(Stored items)
_ _ _
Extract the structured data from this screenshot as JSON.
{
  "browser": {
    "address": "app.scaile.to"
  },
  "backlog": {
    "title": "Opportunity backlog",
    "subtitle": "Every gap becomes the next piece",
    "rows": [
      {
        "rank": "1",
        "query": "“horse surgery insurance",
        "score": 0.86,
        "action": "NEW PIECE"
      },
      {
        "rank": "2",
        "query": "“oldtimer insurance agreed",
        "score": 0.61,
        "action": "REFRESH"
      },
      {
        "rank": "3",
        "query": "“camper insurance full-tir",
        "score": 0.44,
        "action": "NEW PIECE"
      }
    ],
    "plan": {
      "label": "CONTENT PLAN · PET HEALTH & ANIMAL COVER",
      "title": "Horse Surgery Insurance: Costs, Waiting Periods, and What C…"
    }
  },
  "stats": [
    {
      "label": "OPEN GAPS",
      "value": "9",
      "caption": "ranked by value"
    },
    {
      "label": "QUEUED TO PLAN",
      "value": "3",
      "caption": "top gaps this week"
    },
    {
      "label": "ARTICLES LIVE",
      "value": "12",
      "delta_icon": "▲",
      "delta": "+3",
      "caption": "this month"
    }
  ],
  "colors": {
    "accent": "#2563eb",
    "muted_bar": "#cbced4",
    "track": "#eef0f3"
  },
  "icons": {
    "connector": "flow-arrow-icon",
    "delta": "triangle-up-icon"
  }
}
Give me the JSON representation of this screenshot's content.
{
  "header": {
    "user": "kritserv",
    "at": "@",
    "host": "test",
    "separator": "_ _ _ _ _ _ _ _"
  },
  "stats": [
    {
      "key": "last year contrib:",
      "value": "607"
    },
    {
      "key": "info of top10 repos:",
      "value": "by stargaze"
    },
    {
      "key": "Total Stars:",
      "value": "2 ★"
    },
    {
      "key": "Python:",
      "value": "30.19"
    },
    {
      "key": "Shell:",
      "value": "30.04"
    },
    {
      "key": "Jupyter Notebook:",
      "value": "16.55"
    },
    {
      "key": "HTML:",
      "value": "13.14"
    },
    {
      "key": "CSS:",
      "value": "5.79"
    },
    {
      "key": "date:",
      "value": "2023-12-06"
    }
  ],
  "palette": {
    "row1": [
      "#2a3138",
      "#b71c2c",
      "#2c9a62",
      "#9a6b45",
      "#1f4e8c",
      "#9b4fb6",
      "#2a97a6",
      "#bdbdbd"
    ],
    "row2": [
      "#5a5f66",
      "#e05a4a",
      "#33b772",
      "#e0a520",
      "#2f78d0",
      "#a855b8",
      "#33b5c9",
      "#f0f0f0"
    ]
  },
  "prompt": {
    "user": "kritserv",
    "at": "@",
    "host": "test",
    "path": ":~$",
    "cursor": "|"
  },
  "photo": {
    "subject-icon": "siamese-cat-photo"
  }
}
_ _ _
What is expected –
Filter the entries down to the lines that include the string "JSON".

Response box –
Extract the structured data from this screenshot as JSON.
Give me the JSON representation of this screenshot's content.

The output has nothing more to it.